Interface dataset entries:
-- Opening Marker --
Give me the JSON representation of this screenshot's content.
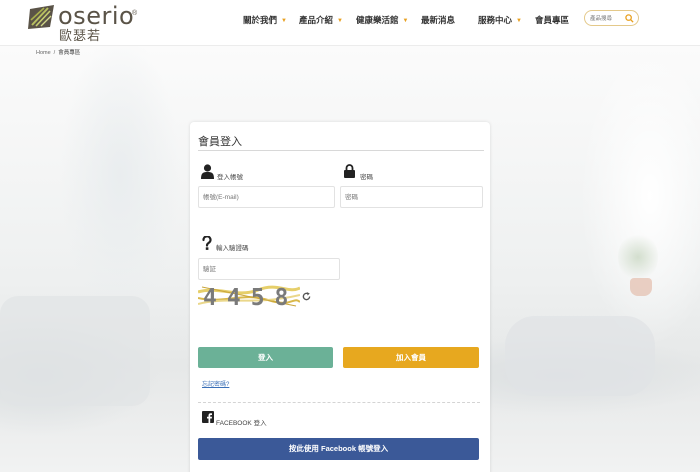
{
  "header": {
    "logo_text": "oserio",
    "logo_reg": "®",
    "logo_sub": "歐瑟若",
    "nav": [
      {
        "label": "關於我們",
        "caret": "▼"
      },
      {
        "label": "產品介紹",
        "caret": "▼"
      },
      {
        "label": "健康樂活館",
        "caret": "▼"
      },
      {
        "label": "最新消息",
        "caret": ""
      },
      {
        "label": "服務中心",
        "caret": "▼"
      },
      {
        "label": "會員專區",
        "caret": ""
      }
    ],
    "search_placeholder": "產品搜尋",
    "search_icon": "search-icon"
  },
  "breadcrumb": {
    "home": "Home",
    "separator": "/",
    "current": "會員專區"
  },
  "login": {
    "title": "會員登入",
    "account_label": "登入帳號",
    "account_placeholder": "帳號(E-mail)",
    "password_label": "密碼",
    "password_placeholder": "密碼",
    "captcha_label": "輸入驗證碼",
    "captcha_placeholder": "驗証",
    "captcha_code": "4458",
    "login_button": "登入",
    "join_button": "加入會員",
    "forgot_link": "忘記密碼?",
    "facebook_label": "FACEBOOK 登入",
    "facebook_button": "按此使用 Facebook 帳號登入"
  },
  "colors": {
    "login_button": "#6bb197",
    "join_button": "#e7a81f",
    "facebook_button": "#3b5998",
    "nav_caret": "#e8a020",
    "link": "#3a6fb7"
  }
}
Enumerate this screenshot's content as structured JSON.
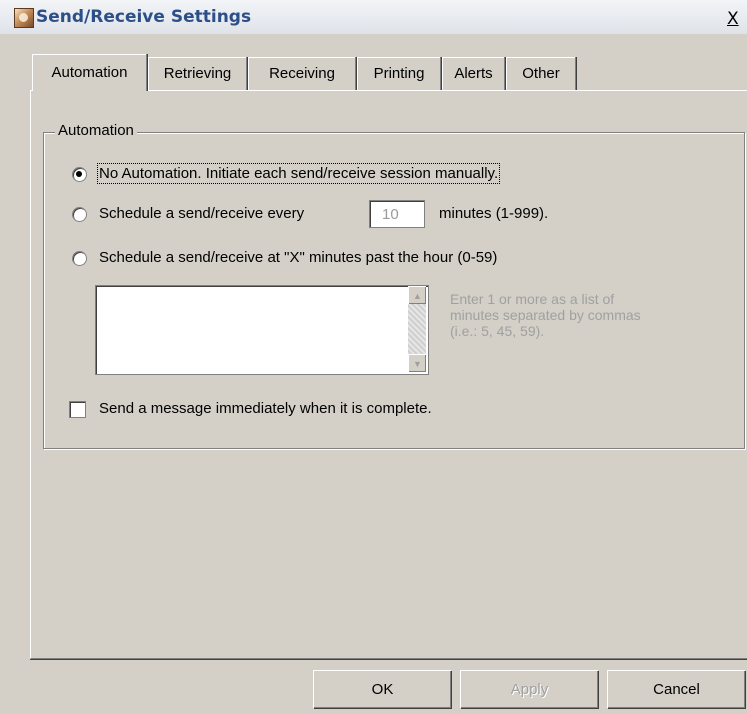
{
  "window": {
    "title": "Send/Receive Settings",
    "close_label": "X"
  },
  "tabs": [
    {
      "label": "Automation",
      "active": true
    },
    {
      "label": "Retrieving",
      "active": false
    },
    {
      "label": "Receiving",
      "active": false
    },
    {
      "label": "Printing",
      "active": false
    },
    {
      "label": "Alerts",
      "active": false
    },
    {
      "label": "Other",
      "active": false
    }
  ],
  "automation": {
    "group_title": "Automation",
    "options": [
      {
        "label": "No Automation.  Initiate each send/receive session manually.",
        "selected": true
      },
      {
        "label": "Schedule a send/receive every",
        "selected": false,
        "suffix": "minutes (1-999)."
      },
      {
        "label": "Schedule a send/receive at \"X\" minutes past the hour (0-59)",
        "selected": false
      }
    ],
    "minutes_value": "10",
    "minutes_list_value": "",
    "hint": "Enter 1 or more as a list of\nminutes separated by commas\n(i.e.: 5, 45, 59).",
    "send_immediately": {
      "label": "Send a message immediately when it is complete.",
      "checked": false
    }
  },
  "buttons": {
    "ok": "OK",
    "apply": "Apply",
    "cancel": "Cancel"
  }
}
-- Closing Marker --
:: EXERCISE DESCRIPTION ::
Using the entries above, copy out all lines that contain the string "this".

:: YOUR RESPONSE ::
Give me the JSON representation of this screenshot's content.
Enumerate this screenshot's content as structured JSON.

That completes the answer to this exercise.